▸ Extracted records
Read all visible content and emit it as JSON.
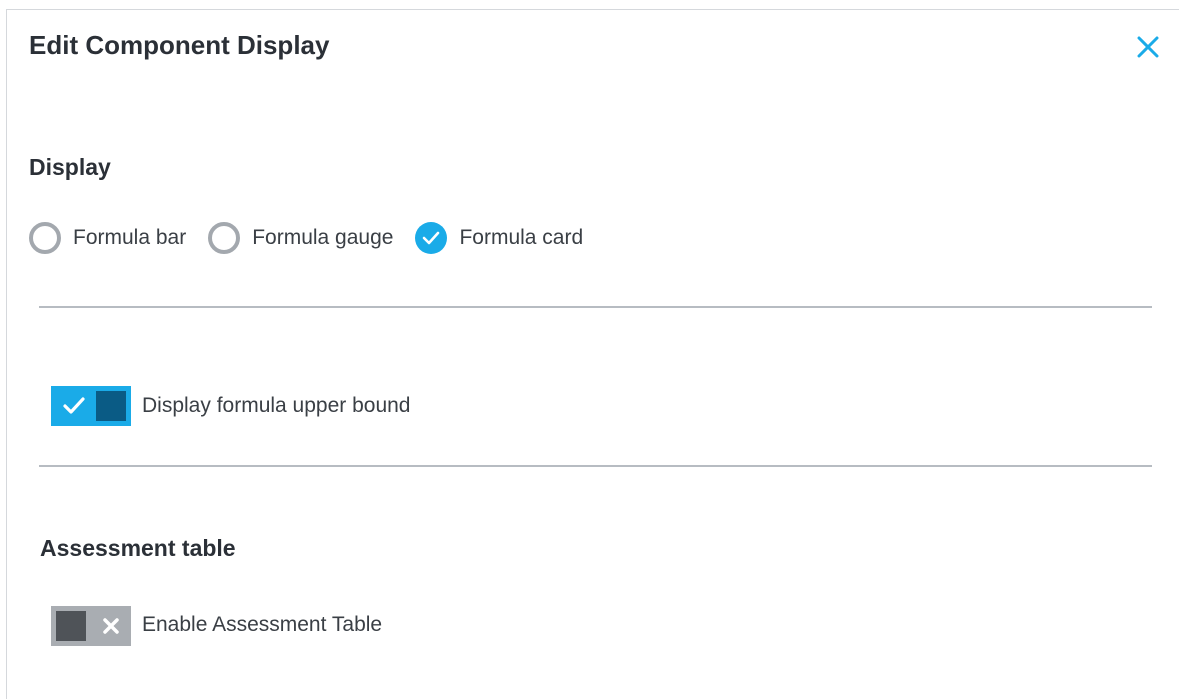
{
  "dialog": {
    "title": "Edit Component Display",
    "close_icon": "close-icon"
  },
  "display": {
    "section_title": "Display",
    "options": [
      {
        "label": "Formula bar",
        "checked": false
      },
      {
        "label": "Formula gauge",
        "checked": false
      },
      {
        "label": "Formula card",
        "checked": true
      }
    ]
  },
  "upper_bound": {
    "label": "Display formula upper bound",
    "enabled": true
  },
  "assessment": {
    "section_title": "Assessment table",
    "toggle_label": "Enable Assessment Table",
    "enabled": false
  },
  "colors": {
    "accent": "#1aabe8",
    "toggle_on_knob": "#0a5b85",
    "toggle_off_track": "#a9adb2",
    "toggle_off_knob": "#4f5358",
    "radio_unchecked": "#a3a8ae",
    "divider": "#b7bcc2",
    "text_dark": "#2b3037"
  }
}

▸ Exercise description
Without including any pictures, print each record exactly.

▸ Solution for this exercise
Read all visible content and emit it as JSON.
{
  "dialog": {
    "title": "Edit Component Display",
    "close_icon": "close-icon"
  },
  "display": {
    "section_title": "Display",
    "options": [
      {
        "label": "Formula bar",
        "checked": false
      },
      {
        "label": "Formula gauge",
        "checked": false
      },
      {
        "label": "Formula card",
        "checked": true
      }
    ]
  },
  "upper_bound": {
    "label": "Display formula upper bound",
    "enabled": true
  },
  "assessment": {
    "section_title": "Assessment table",
    "toggle_label": "Enable Assessment Table",
    "enabled": false
  },
  "colors": {
    "accent": "#1aabe8",
    "toggle_on_knob": "#0a5b85",
    "toggle_off_track": "#a9adb2",
    "toggle_off_knob": "#4f5358",
    "radio_unchecked": "#a3a8ae",
    "divider": "#b7bcc2",
    "text_dark": "#2b3037"
  }
}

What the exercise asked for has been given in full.